Task goal =>
Within the entries below, how many lines carry the word "overselling"? State the number and stop.

--- Given data ---

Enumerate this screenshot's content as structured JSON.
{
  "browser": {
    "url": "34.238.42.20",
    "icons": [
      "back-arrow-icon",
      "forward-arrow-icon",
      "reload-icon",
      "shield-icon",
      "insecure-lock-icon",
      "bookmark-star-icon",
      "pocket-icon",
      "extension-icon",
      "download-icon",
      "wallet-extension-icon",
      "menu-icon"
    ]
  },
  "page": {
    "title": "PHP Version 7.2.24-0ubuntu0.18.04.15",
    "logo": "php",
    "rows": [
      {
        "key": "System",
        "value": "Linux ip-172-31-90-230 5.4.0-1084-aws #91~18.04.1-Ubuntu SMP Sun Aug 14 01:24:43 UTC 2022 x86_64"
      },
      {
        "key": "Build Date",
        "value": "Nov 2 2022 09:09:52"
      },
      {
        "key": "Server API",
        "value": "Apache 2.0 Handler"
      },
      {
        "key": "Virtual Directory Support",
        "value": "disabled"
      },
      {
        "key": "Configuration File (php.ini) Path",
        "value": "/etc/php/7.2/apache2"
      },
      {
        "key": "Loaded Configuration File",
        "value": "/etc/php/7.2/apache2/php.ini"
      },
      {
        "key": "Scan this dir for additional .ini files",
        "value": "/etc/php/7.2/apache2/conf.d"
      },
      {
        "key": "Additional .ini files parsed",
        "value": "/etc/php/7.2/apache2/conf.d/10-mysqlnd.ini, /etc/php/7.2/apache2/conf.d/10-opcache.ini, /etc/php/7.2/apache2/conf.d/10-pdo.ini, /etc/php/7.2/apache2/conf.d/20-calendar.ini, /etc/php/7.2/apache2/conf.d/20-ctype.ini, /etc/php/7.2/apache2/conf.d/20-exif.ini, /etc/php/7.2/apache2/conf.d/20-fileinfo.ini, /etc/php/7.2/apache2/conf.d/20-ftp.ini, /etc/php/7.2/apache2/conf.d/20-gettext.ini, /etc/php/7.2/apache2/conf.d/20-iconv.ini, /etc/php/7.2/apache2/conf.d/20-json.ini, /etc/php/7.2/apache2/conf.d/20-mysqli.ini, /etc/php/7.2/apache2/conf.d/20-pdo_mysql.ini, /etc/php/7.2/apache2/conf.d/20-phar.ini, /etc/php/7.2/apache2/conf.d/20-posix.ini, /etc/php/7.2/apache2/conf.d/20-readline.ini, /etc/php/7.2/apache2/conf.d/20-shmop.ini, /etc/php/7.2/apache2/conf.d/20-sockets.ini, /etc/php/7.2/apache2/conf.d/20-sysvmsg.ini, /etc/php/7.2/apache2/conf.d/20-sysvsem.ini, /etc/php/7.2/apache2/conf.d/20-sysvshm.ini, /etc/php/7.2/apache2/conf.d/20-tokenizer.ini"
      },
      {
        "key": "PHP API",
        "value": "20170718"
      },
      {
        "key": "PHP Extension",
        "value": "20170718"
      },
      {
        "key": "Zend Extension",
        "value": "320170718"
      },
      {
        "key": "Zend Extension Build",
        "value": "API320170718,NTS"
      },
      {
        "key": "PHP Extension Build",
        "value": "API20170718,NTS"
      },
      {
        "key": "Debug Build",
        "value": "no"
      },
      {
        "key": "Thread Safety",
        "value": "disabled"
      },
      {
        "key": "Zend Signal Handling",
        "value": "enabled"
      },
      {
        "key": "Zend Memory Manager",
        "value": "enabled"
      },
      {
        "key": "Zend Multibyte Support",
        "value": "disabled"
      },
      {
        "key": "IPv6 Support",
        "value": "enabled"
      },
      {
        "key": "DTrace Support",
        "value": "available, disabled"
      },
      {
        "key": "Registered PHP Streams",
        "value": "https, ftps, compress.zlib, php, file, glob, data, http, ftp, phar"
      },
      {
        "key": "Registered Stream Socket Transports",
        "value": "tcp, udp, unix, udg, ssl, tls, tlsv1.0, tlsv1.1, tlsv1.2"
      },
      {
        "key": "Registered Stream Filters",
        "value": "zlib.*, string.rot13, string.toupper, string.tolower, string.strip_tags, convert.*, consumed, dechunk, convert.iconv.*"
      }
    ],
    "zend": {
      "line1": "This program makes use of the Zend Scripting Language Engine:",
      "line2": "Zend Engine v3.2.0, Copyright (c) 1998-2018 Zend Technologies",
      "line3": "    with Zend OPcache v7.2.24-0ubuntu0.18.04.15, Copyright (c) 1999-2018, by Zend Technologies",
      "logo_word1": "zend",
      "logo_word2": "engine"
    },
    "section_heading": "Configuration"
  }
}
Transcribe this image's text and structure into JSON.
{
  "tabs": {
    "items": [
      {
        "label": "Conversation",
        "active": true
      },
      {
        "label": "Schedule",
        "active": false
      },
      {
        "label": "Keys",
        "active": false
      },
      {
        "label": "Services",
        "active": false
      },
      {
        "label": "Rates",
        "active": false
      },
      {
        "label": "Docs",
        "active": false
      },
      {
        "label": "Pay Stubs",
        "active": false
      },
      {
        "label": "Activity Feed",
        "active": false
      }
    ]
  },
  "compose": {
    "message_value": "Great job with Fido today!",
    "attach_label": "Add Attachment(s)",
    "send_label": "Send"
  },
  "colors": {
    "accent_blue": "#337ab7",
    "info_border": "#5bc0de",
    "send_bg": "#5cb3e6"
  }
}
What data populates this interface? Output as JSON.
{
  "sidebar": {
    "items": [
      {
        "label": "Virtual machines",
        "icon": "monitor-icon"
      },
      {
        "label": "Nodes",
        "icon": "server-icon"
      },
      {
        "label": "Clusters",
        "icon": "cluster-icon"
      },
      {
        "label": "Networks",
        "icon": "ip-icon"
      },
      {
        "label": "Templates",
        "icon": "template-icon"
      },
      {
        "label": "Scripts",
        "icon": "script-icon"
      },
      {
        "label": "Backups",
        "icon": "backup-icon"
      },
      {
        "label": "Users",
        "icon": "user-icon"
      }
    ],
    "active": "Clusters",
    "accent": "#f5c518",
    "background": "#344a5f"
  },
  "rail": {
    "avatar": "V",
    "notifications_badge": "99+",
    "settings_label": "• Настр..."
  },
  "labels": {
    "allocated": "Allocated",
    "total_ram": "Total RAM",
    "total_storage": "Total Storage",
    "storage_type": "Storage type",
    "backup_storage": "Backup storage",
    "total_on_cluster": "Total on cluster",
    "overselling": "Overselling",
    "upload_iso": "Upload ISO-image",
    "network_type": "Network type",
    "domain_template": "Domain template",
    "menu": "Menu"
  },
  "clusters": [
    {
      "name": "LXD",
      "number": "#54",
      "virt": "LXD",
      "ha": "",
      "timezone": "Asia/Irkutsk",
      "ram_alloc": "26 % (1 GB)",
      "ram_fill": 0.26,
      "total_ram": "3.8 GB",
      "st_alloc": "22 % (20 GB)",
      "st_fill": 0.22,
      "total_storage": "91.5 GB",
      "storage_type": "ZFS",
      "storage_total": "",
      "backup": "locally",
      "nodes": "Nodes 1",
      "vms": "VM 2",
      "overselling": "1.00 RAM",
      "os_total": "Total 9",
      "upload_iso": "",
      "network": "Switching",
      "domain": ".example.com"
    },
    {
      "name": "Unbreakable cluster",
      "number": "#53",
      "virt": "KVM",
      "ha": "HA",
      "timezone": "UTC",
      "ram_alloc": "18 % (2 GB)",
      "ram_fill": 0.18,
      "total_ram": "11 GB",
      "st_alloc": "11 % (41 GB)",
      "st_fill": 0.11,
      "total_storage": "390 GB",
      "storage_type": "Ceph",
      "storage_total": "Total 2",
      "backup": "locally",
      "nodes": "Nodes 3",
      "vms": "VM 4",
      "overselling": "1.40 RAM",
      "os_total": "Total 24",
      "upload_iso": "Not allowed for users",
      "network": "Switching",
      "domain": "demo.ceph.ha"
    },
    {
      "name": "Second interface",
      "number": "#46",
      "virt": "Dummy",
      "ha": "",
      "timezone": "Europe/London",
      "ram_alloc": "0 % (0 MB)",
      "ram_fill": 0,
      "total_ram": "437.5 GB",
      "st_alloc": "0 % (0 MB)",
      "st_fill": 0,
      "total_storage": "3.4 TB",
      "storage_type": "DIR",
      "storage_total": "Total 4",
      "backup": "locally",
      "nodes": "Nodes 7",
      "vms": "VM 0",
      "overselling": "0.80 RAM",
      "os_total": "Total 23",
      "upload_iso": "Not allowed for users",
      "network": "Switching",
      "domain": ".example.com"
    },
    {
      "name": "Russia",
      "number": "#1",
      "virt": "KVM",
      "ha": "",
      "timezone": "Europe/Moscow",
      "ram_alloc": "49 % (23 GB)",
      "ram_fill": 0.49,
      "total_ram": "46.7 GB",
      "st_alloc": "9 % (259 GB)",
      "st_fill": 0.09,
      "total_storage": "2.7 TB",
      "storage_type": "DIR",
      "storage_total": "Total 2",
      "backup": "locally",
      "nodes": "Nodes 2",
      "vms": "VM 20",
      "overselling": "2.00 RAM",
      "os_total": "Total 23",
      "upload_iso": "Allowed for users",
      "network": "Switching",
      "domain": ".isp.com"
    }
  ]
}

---

Written solution =>
5